with THE WORD

A study of the Scriptures to find out who God is, what is He like, and how to partner with Him now.

Hard questions about church leadership

Good leaders are hard to find these days.  Whenever we are under a person who is in a leadership position, but he or she isn’t leading – the results are often disastrous.  Without guidance from those who should be responsible, the people in the workforce are directionless and unproductive.  Left unchecked long enough, non-leading “leadership” makes the workplace chaotic.  

However, don’t think that leadership problems are only business and career problems.  Even in a charity setting, leadership matters.  Without an engaged leader, the volunteer work being donated to the cause ends up being ineffective.  And as hard as it is to admit…the same thing can happen in the church.

But rather than focus on the damage that a poor leader can cause, we have a more difficult question to answer…

What do we do for the good leaders?

I think we, as a church, tend to take advantage of good, Godly leadership.  Oh, we say nice things to them, like “I really enjoyed your talk”.  Then we move on with life.  But the moment we need guidance, answers, or support, we expect them to be available.  Especially on the weekends and holidays…because that’s when we have church services, right?

Our church leaders need more than a “thank you”.  Paul thought so as well:

1 Timothy 5:17-18
The elders who are good leaders should be considered worthy of an ample honorarium, especially those who work hard at preaching and teaching.  For the Scripture says:

You must not muzzle an ox that is threshing grain, and
The laborer is worthy of his wages.

The metaphor is an obvious one - as big and strong as the ox is, it still gets tired and needs to eat, even during the work.

This isn’t the first-time Paul has referred to the oxen direction in the Old Testament law.  He also pointed it out to the believers in Corinth.  Timothy was heavily involved with the Corinthian church, and he would have been aware of Paul’s previous directions based upon the Old Testament oxen scripture.  As such, Paul doesn’t need to reiterate his full teaching in Timothy’s letter – a reminder reference is sufficient to get his point across.

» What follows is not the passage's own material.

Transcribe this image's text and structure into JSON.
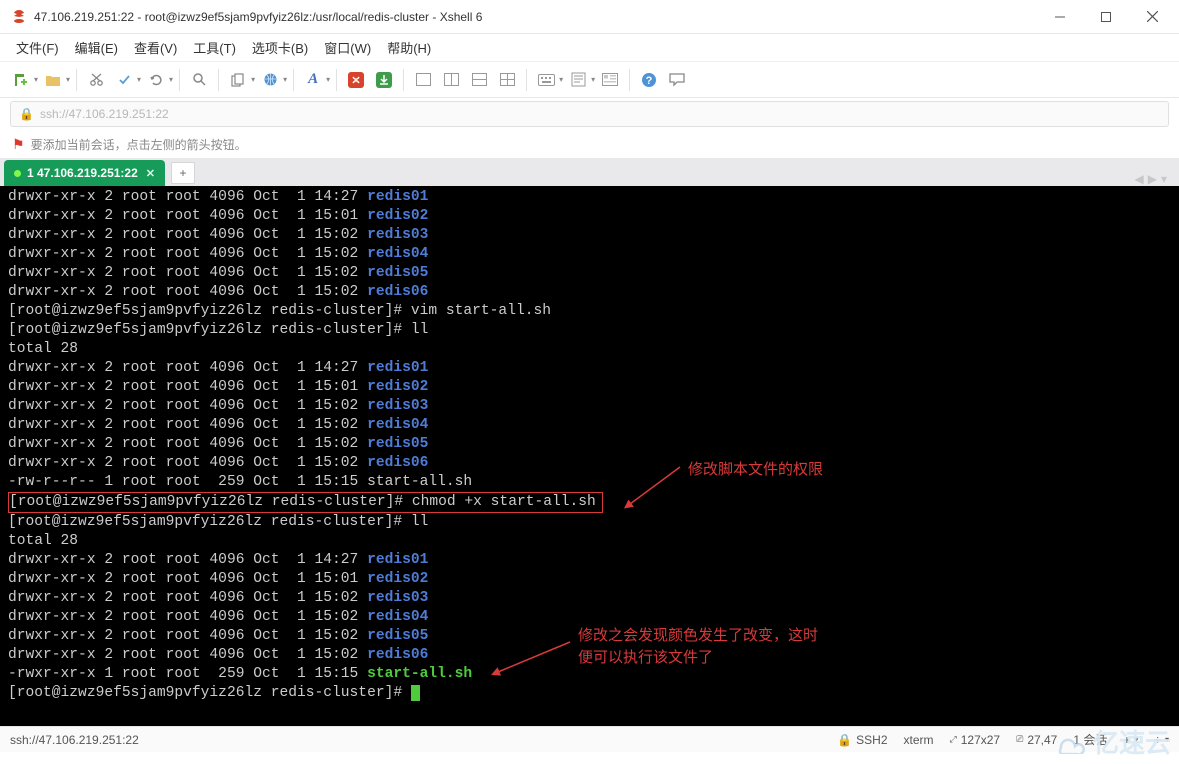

However, for our benefit and understanding, let’s take a look at what Paul said to the Corinthians:

1 Corinthians 9:9-11, 12-14
For it is written in the law of Moses,

Do not muzzle an ox while it treads out the grain.

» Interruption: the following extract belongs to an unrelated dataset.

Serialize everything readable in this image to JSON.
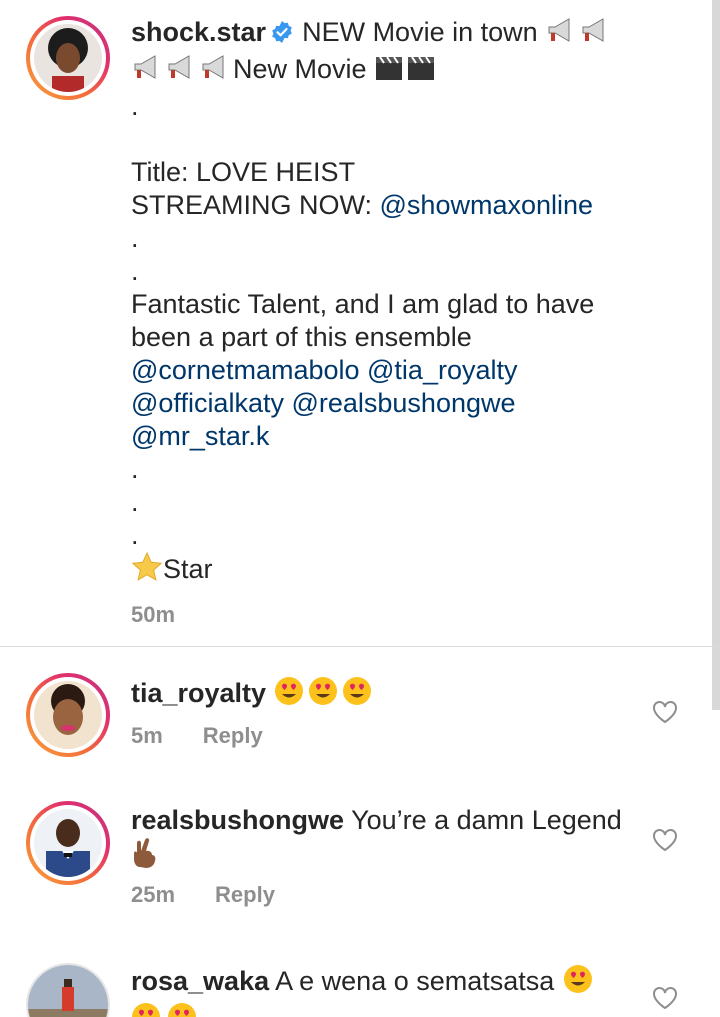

Is God really concerned with oxen?  Or isn’t He really saying it for us?  Yes, this is written for us, because he who plows ought to plow in hope, and he who threshes should do so in hope of sharing the crop.  If we have sown spiritual things for you is it too much if we reap material things from you?

…Do you not know that those who perform the temple services eat the food from the temple, and those who serve at the altar share in the offerings of the altar?  In the same way, the Lord has commanded that those who preach the gospel should earn their living by the gospel.

How many people attend your church?  If you were responsible for supporting that many people at your job, what kind of salary would you expect?  Is that somewhere in the neighborhood of how much your pastor is being paid?

I know, I know.  Those are hard questions.  Our society struggles with the idea of non-profit and church workers making “too much”.  We think it “looks bad” or “detracts from the cause”.  We tell ourselves that our church leaders are “storing treasure in Heaven” (which they are) and shouldn’t have “too much” down here.  But whose measurement of “too much” should we trust…ours or God’s?

Do some preachers give in to greed and abuse their position?  Absolutely, it happens.  A few verses downstream from these, Paul will address those kinds of issues in leadership.  But that shouldn’t stop us from allowing the good leaders to be appropriately compensated for their hard work now.

Keep Pressing,
Ken